• _Task goal_:
Lines in the listing below that hold "доступности" are the ones to copy.

The data below:

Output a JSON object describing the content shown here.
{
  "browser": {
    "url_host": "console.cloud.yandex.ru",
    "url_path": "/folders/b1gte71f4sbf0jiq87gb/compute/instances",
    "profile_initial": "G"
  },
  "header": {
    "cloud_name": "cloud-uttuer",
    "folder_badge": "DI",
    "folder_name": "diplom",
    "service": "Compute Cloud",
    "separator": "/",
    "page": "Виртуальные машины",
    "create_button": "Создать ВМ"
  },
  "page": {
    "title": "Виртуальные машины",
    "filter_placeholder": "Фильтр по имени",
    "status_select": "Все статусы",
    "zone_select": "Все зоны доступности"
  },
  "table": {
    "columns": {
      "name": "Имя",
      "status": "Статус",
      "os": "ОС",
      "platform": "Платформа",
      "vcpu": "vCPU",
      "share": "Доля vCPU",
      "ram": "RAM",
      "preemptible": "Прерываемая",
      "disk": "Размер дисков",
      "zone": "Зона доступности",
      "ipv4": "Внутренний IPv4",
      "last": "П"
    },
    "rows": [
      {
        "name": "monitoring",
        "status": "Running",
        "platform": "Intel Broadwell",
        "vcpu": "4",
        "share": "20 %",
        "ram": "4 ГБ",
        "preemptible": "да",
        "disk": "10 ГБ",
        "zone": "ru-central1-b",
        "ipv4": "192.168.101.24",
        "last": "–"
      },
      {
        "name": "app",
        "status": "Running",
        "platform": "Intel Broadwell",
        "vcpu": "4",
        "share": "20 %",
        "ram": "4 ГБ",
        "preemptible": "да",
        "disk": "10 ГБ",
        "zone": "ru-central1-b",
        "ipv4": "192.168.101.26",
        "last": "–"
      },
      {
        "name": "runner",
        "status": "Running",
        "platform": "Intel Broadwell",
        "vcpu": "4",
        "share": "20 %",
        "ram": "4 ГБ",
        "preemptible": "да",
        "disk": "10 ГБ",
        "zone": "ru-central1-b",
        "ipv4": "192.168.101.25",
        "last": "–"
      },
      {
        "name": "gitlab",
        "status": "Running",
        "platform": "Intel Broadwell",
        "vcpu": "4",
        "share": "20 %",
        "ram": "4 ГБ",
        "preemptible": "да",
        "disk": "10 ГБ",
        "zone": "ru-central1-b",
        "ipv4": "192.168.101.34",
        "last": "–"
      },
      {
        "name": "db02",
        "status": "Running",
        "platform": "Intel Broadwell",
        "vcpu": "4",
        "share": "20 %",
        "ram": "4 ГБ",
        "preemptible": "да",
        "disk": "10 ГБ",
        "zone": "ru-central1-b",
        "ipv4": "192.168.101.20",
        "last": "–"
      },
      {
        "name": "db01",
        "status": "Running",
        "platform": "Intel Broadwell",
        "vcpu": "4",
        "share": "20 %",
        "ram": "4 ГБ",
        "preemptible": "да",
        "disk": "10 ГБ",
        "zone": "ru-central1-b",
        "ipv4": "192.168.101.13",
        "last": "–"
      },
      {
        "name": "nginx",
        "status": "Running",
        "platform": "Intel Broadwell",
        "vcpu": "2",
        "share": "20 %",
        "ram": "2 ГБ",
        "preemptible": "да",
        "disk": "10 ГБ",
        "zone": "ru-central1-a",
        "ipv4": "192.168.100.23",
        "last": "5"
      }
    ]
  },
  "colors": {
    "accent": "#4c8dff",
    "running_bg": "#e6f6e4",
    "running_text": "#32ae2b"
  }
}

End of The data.

• _Exercise output_:
    "zone_select": "Все зоны доступности"
      "zone": "Зона доступности",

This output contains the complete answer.